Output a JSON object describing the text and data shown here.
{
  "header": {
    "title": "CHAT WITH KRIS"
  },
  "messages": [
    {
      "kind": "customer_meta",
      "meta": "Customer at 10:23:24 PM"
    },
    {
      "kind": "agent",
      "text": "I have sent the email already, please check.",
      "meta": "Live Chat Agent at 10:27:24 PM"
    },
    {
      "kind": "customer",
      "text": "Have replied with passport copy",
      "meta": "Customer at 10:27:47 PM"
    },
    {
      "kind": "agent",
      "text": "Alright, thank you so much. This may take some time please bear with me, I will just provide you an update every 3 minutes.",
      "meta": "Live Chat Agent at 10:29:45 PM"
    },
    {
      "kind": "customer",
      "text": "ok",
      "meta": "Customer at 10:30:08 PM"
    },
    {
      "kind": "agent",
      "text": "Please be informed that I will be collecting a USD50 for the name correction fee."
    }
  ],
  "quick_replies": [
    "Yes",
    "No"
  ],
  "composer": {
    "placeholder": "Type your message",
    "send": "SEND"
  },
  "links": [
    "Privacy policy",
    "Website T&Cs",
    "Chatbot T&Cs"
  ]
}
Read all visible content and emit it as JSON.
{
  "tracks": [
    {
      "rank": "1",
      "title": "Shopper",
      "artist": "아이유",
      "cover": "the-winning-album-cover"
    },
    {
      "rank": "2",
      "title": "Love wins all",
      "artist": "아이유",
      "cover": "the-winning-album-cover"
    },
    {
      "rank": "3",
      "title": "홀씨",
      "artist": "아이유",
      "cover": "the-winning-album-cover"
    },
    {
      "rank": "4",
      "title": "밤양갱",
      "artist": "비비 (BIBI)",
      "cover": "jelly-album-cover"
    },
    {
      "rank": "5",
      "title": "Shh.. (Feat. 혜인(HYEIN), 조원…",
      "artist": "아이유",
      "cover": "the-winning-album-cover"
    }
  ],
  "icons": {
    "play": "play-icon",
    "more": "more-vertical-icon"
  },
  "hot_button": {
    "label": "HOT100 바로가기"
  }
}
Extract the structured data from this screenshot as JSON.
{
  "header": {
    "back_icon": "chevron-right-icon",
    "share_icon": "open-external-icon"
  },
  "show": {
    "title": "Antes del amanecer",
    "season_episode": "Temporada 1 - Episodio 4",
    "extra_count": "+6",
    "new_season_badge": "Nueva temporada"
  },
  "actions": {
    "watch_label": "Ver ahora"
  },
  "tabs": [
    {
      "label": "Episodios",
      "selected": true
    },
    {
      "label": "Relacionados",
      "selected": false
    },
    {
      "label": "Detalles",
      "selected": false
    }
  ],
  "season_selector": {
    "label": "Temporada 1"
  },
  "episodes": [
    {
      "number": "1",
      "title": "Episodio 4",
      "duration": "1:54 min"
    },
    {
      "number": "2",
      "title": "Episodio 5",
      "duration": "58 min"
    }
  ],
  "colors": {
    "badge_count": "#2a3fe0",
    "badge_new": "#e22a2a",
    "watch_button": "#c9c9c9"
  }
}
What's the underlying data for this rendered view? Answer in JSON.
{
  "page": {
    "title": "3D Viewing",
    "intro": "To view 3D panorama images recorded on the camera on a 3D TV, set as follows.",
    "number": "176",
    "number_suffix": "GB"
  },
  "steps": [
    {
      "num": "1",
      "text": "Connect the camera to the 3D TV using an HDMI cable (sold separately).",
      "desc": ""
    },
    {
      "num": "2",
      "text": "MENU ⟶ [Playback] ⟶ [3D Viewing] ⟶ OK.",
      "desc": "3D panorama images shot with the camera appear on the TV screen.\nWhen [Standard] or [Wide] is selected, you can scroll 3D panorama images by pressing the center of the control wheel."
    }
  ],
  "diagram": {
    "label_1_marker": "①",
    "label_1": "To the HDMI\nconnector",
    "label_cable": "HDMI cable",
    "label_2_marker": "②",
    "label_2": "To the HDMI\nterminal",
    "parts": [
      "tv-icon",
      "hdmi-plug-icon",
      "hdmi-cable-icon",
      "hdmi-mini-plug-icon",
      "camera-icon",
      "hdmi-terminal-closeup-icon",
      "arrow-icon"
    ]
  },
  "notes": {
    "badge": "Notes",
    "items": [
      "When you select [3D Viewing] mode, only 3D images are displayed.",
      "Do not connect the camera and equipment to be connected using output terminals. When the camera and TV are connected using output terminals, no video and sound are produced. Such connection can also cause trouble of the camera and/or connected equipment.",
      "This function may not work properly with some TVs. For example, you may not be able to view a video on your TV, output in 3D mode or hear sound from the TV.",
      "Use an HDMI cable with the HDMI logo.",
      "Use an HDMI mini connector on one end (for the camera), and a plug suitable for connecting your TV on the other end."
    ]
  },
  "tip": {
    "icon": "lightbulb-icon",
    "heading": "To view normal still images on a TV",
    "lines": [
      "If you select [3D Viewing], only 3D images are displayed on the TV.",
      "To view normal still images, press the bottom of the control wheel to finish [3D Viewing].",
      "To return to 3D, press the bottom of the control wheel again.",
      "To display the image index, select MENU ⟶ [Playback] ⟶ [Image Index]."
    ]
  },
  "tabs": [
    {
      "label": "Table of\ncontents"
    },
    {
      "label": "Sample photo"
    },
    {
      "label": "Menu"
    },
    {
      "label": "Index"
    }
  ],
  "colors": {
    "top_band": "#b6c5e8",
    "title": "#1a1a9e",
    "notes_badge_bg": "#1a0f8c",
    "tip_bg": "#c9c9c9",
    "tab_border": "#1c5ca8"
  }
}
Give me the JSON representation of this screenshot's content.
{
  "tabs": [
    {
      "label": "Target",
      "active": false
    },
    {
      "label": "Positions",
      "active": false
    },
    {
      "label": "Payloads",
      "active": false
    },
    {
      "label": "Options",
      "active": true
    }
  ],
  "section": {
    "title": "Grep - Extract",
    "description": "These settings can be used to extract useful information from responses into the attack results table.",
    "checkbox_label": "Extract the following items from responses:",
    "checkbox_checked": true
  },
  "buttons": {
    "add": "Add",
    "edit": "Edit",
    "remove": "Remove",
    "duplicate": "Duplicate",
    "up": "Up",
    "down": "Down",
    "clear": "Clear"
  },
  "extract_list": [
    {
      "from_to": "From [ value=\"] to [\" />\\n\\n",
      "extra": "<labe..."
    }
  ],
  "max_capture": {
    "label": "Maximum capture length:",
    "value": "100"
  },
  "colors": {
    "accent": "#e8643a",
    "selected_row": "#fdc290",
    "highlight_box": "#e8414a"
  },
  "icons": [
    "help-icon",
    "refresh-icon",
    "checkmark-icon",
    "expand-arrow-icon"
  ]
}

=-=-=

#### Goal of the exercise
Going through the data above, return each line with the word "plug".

#### Answer below
      "hdmi-plug-icon",
      "hdmi-mini-plug-icon",
      "Use an HDMI mini connector on one end (for the camera), and a plug suitable for connecting your TV on the other end."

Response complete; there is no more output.